Building a tech startup in a middle of a war zone isn’t easy. Along with all the normal challenges of starting a business, Gazan entrepreneurs must cope with power disruptions, isolation from the business centers of Europe and North America, and tight travel restrictions.

Elsafadi says that she typically has electricity for only about eight hours a day. “Sometimes, I go back to my house and turn on my computer to finish my work, and all of a sudden the electricity will cut off.”

These challenges, however, haven’t deterred her from pursuing her dream of owning the largest digital animation firm in the Middle East. In Gaza, an individual’s “ambition comes from his or her big dreams,” she says. Elsafadi has already worked with clients in Jordan, Egypt and Saudi Arabia. Without getting into financial details, she says her business is growing.

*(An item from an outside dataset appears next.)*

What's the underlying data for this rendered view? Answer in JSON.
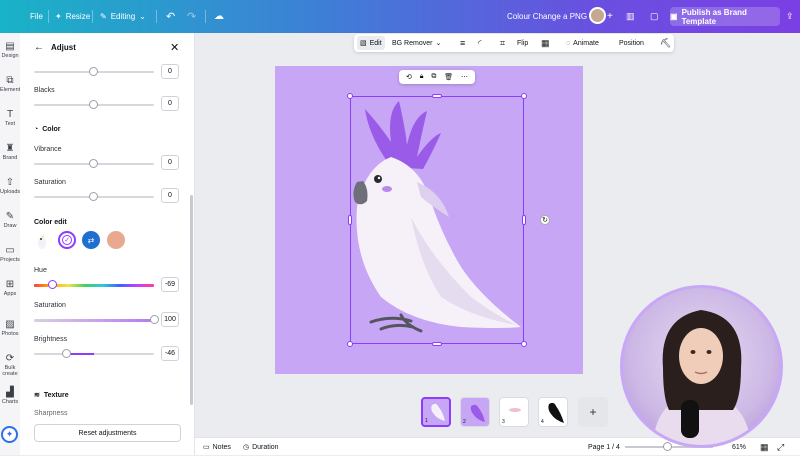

According to Elsafadi, Gaza Sky Geeks is providing Newtoon and other startups with the “appropriate place and appropriate counseling” to develop their projects. Newtoon uses digital animals to make commercials for companies.

Naji’s Lilac project won first prize at the Gaza 4.0. Startup Weekend this past summer, which was sponsored by Gaza Sky Geeks, the Google Developer Groups in Gaza and the Business Technology Incubator. BTI is part of the Islamic University of Gaza and aims to offer business development services to Palestinian entrepreneurs. The prize has enabled her to tap into BTI’s mentoring resources as well as a $2,500 USD grant tied to specific goals.

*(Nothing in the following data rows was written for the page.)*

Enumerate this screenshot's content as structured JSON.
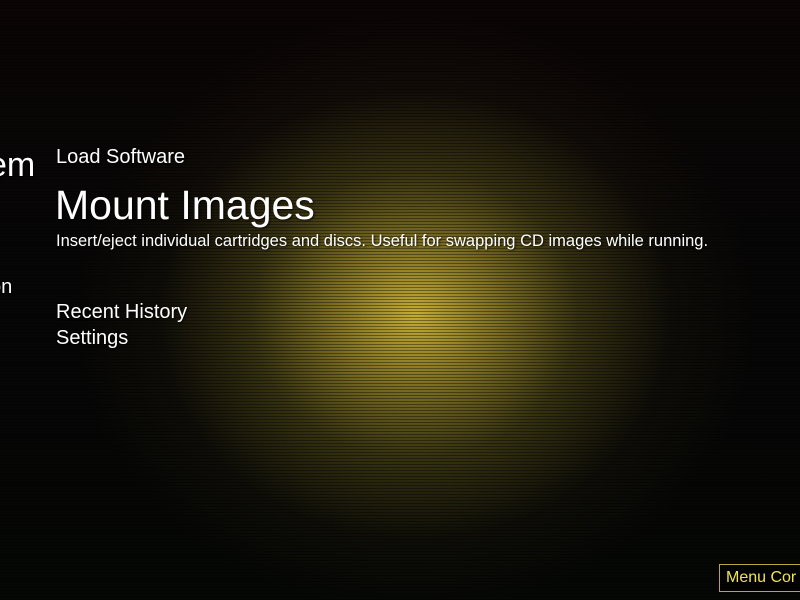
{
  "sidebar": {
    "partial_items": [
      "em",
      "on"
    ]
  },
  "menu": {
    "items": [
      {
        "label": "Load Software"
      },
      {
        "label": "Mount Images",
        "description": "Insert/eject individual cartridges and discs. Useful for swapping CD images while running."
      },
      {
        "label": "Recent History"
      },
      {
        "label": "Settings"
      }
    ],
    "selected_index": 1
  },
  "footer": {
    "menu_badge_label": "Menu Cor"
  },
  "colors": {
    "glow": "#cdb437",
    "badge_text": "#f0e25a",
    "badge_border": "#b8a640",
    "text": "#ffffff"
  }
}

But she turned down the prize. “We realized that the prize came with a lot of conditions that we disagreed with — like copyrights to everything about the idea. We decided to work on Lilac ourselves to build out the idea."

Entrepreneurs like Naji face daunting obstacles in finding private funding outside Gaza. U.S. law makes it difficult for individuals to send money to Gaza to discourage funding for Hamas, which controls the territory but is listed as a terrorist organization by most Western countries.

Under the U.S. Antiterrorism and Effective Death Penalty Act, it is a crime to “knowingly provide material support or resources to a foreign terrorist organization.” The U.S. authorities interpret the law broadly and have closely scrutinized donations to Palestinian schools and other causes.

Naji’s team consists of a Web developer, architecture engineer, interior designer, a marketing manager and individuals who head up other key roles. They meet once a week, either at a local restaurant or at the Sky Geeks office, checking progress and setting out tasks that need to be completed by the next meeting.

Sky Geeks launched a fundraising campaign on Indiegogo in November with the goal of raising $70,000 to support more startups in the territory and pay for spiffier offices. The campaign had pulled in $118,000 by early December. The long-term goal is to raise $1.5 million.

As Sperry notes, even though Gaza Sky Geeks operates in one of the “most difficult, if not the most difficult living situations in the world, people are still showing up and working on their companies.”

Samar Warsi is a fellow in global journalism at the Munk School, University of Toronto. Follow her on Twitter: @swarsi